RM: That’s not to say those animators in other places aren’t great animators, they’re very good. Part of our process is to work with our animators and to sit with them. In order to hone the movie to the level where we are proud to put Walt’s name on it.
AD: You also voice some of the characters, and you also use some of the animators to voice your characters. [laughs]
RM: [laughs] Very poorly.
BH: If you’ve heard the term, we use scratch dialogue. We put goofy voices in there as a placeholder, and once in, a while, they stick. The slot is a great example is where our Sloth, Flash was voiced by Raymond S. Persi (animator). We put him in there and it was magic. We could not beat him. We looked at actors, but sometimes it just works and you can’t question it.
RM: It’s becoming an actor reluctantly. In the case of Wreck-It Ralph which I worked on and did the voices for, our boss, John said, “Why are you changing that, it’s really funny.” It works, so why do you want to mess with the chemistry of making people laugh.
BH: The humor is critical. There’s something in that magic with Raymond and the sloth where it was just funny. We tried every voice and it didn’t land where we needed it to. The magic chemistry that makes something work or not work.
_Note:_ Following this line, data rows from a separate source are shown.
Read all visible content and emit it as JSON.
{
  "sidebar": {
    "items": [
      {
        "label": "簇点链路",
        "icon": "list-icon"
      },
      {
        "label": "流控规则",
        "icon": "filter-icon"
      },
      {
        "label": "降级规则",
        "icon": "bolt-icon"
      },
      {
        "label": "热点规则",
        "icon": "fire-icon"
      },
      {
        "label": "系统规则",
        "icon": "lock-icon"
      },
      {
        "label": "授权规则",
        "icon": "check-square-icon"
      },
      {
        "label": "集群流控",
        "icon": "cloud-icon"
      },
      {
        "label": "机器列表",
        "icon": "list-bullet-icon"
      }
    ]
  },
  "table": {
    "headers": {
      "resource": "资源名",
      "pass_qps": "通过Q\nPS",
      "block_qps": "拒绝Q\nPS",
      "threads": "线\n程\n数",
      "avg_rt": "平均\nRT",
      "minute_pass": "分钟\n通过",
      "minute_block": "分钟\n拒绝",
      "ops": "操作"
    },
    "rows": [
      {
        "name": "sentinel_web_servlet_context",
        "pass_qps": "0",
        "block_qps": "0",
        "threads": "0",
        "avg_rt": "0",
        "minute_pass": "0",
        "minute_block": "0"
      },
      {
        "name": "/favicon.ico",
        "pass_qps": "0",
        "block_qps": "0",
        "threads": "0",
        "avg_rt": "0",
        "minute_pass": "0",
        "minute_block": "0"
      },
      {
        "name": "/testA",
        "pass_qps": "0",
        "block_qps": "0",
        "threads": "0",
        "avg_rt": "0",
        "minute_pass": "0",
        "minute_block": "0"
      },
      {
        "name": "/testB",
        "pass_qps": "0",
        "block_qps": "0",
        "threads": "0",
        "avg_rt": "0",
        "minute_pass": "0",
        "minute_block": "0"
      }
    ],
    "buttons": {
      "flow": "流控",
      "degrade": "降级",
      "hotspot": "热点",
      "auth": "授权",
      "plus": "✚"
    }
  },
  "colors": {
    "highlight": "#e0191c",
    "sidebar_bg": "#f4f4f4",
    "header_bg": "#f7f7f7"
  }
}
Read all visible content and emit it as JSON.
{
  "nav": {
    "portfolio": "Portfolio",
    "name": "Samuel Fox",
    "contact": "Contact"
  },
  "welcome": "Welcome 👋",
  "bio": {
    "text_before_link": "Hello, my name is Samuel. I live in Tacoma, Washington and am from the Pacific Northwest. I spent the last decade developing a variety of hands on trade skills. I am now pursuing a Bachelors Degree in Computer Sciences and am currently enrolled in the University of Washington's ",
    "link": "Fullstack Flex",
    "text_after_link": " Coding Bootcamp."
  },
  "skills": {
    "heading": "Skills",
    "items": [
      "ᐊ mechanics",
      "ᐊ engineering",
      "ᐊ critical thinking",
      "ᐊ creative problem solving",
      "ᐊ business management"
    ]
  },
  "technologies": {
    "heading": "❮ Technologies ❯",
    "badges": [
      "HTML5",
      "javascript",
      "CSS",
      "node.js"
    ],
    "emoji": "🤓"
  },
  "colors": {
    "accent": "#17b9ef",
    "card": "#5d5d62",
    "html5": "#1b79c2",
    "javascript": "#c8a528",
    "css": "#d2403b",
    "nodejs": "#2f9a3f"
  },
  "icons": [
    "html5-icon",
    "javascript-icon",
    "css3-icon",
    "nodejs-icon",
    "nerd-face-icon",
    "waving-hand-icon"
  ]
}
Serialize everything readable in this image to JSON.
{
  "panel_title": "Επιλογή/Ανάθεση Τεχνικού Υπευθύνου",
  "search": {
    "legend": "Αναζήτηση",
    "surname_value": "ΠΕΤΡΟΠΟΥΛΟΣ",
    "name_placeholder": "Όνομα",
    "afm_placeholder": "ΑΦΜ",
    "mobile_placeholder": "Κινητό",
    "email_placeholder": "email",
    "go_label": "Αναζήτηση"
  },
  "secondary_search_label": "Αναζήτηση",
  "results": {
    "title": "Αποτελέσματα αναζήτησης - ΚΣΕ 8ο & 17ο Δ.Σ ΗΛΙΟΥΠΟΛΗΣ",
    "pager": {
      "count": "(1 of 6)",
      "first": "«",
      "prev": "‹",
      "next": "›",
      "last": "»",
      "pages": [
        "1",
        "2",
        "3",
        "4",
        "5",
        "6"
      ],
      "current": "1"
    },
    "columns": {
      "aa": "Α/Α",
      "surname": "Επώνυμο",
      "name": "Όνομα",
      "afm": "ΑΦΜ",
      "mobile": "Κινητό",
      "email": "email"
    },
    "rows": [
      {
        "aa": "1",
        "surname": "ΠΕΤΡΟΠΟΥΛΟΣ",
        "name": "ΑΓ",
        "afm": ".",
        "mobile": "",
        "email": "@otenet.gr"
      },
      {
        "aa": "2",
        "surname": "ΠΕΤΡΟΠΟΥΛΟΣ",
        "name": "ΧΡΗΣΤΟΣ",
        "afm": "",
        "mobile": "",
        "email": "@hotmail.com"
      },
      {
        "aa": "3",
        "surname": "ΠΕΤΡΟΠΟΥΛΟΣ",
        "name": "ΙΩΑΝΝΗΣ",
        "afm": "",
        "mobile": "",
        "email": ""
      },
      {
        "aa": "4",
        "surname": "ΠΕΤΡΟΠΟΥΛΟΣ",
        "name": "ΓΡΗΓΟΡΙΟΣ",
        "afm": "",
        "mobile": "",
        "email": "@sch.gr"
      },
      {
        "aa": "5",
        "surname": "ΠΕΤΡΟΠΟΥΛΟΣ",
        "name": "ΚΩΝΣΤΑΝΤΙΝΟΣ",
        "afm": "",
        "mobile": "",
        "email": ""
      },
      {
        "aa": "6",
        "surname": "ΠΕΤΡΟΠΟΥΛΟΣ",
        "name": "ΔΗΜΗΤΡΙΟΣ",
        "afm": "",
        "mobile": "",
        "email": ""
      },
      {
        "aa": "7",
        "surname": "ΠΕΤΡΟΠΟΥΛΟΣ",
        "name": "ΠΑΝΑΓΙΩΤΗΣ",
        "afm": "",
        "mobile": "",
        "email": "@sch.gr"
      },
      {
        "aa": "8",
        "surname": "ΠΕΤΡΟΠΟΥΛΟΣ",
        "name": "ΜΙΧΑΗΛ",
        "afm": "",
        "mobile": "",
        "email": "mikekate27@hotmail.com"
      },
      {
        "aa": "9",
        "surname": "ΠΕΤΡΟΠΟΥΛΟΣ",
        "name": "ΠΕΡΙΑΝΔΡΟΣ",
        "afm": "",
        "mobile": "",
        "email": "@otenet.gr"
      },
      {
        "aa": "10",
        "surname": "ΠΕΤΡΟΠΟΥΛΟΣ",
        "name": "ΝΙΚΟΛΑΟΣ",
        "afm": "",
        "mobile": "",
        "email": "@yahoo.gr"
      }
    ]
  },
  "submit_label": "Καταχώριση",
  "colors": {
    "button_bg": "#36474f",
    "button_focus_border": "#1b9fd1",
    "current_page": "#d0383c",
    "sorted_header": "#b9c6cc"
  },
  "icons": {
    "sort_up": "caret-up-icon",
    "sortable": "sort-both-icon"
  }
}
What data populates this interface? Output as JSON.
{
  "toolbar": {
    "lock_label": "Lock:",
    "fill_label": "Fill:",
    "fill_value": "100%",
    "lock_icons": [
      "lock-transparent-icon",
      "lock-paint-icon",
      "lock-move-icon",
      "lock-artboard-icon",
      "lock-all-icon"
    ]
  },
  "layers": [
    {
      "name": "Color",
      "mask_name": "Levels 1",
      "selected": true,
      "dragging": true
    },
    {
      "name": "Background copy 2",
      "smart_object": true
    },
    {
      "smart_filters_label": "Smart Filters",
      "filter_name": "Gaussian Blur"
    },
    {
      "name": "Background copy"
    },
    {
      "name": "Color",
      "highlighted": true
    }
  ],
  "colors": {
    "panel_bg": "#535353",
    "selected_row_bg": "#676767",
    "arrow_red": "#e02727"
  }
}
If something is making people laugh, we thought maybe we shouldn’t mess with it regardless of who is playing the part.